Although we are living in a high-tech and high-security world, the threat of Somali pirate attacks can be a common problem for ships that are passing from the Mediterranean Sea through to the Indian Ocean. Pirate attacks were a major problem in the early 2000s, and were not only a great danger for the safety of those on board, but also the goods on board, potentially jeopardising the quality of the products being shipped. One of the main trade routes for UK and Europe ocean cargo is through the Mediterranean Sea, passing through the Suez Canal to the Red Sea and the Arabian Sea. This route gives access to the east of the globe, accessing major regions such as India, UAE, China and the north of Africa and then on to Australia. While this route provides opportunities for importing goods, it used to be a route that held great risk.

Piracy was a major problem for importers up until 2012’s major fall in attacks due to tightening of security and government actions. Generally, Somalian pirates target ships passing through the closing of the Red Sea, hijacking for goods and keeping the crew on board hostage. According to World Shipping Council, there were 439 pirate attacks and 45 merchant vessels hijacked worldwide during 2011, which was the peak of Somali piracy.  237 of these attacks and 28 of these hijackings occurred in the Gulf of Aden, off the coast of Somalia, and in the wider Indian Ocean. At the time these statistics were released, 12 ships and over 170 seafarers were being held hostage by Somali pirates for ransom. 

So, what types of freight were at risk of being hijacked? Typically, liner vessels (e.g. container ships and roll-on/roll-off vessels) were at less risk due to their higher operating speeds, boarding height above the water and the bulky nature of their cargo. With that said, liner vessels were also targeted by Somali pirates. The pirates increased their advantage by using already-hijacked merchant ships when attacking in the northern Arabian Sea and along the coast of India. This is around 1,500 miles from the coast of Somalia itself.

Pirates used varying methods of attack to maximise surprise, but the most common techniques employed were high-speed motorboats, or skiffs, launched from mother ships (to extend their reach) to approach and fire at the target vessel(s). Pirates used weapons such as rocket-propelled grenades to slow down the ships and gain access to the deck. Once the pirates hijacked a ship, they most likely demand a large ransom for the safe return of the crew, the goods on board and the ship itself.

Should a load need to be transported to the East, there was a high risk that the ship could be hijacked, particularly up until 2011. Of course, this created dangers and implications for the load being transported, potentially causing delays or even goods to go missing. The Somali piracy issue was one of Africa’s largest freight route problems, yet efforts from governments and cargo businesses have caused drastic change, dropping the number of attacks drastically.
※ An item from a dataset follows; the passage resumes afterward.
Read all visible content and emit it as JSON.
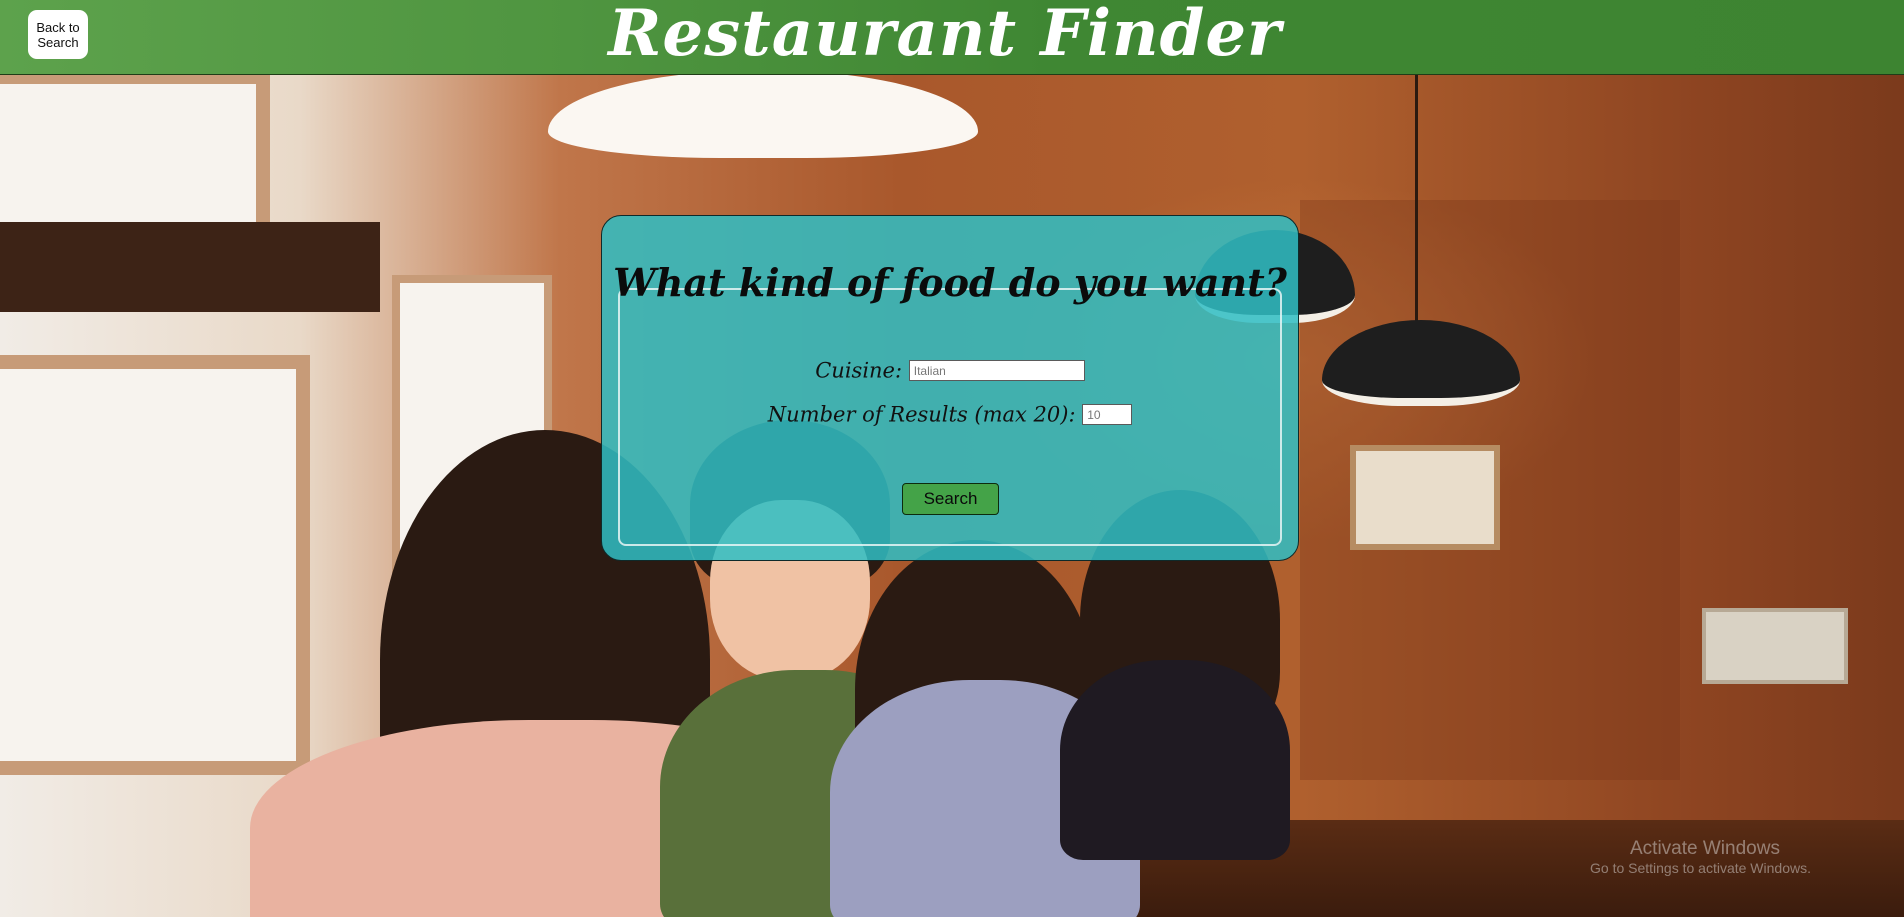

There has been a constant attempt to reduce these risks, and companies such as the World Shipping Council (WSC), International Chamber of Shipping (ICS) and International Maritime Organisation (IMO), all go to great lengths to ensure that shippers can access the route as safely as possible, avoiding traps or opportunists.

Furthermore, governments actively monitor the affected areas and offer training and information on what to do if captains spot any signs of being targeted or are under attack. Furthermore, the IMO Maritime Safety Committee (MSC 89) are approved to provide guidance to ship owners and operators. This includes the use of private armed guards on ships operating in the high-risk areas for further protection.

Although governments provide help for shippers, maritime shipping associations have initiated the ‘Save our Seafarers’ campaign, which fights for further security and efforts to be made to reduce the number of attacks. Governments are being challenged to make changes, such as authorising naval forces to detain pirates and to prosecute and punish them.

As a result of government efforts, the peak of piracy in 2011 suddenly showed drops in pirate attacks, and in 2012, attacks reached a six-year low.

Rachel  Jefferies, Editor, FORWARDER magazine